The safe starting point for the proximal lateralpins and the end point for the greater tuberositypins. X = distance from the superiormost aspect of thehumeral head to the inferiormost aspect of thehumeral head. 2X = the starting point for the proximal lateral pin. The end point for the greater tuberosity pinshould be >2 cm from the inferior most margin ofthe humeral head.
Shoulder immobilised for 4 wks Pt were reviewed every wk for checking the pinsposition, Pins can be removed by 4-6 wks time, beginassisted motion.
If open reduction is necessary, internal fixationwith a combination of intramedullary rod fixationand tension band technique or intramedullary rodfixation with a proximal locking screw. A hand-bent semitubular plate used as a blade-plate device also is satisfactory in osteopenicbone. In younger patients, an AO buttress plate withscrews also is useful.
ORIF one of the tuberosities remains with the articularhead fragment, thereby retaining its vascularity
Rationale: injury caused avascularity of articularsegment which even with a satisfactoryreduction & fixation would eventually collapse –posttraumatic arthritis. Indications:1. four part# & # dislocations,2. three part # & # dislocations in elderly pts withosteopenic bone, anatomic neck3. Head splitting #4. Anatomic neck # that can not be R & F.5. Chronic dislocation with impression # involving>40% articular surface.
More likely after surgical than nonoperative #care. Careful postop followup is necessary.1) INSTABILITY Glenoid # , rotator cuff tear, muscle atony. ORIF glenoid, repair of cuff, isometric ex.2) MALUNION Incorrect diagnosis, poor reduction, inadequatefixation. Release of adhesions, with or with outosteotomy Vs trim of prominence.

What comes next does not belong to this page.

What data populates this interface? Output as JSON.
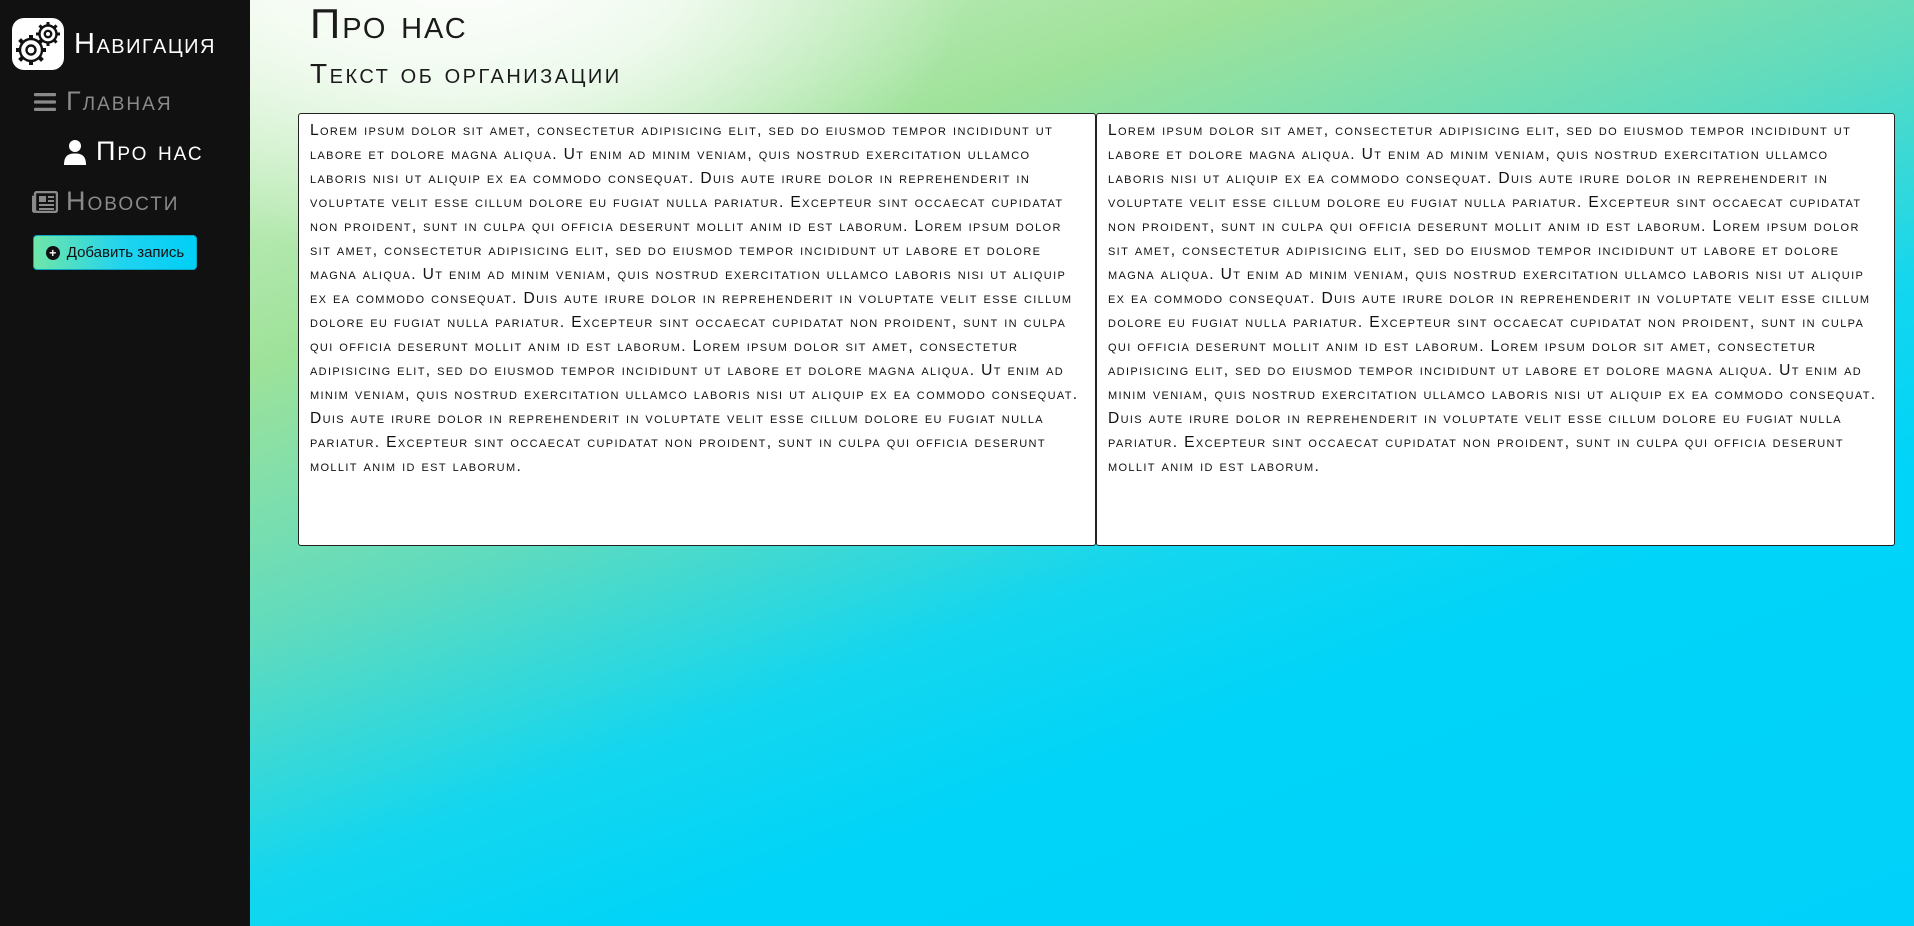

3) NONUNION Motion too early, poor bone. Preserved head – ORIF & BG Cavitated head – HHR4) AVASCULAR NECROSIS: Four part # & dislocation HHR5) NEUROVASCULAR INJURY Four part with head in axilla If nerve injury + at the time of closed injury,prognosis is good.
6) INFECTION: Immune compromise & extensive soft tissueloss Hard ware removal & debridement.7) ARTHRITIS Hardware penetrating the jt8) Refractory shoulder stiffness9) CHARCOT SHOULDER: unusual fragmentation occurs after #10) Heterotopic bone formation. Soft tissue injury, repeated manipulation,delayed reduction beyond 7 days.
NEER CLASSIFICATION: Classified according to the amount ofdisplacement. Grade I fracture is displaced less than 5 mm. Grade IV fracture involves total displacement.
Open reduction indicated for1) the rare displaced Salter-Harris types III and IVfractures,2) interposition of the biceps tendon in the fracturesite,3) fracture-dislocations4) open fractures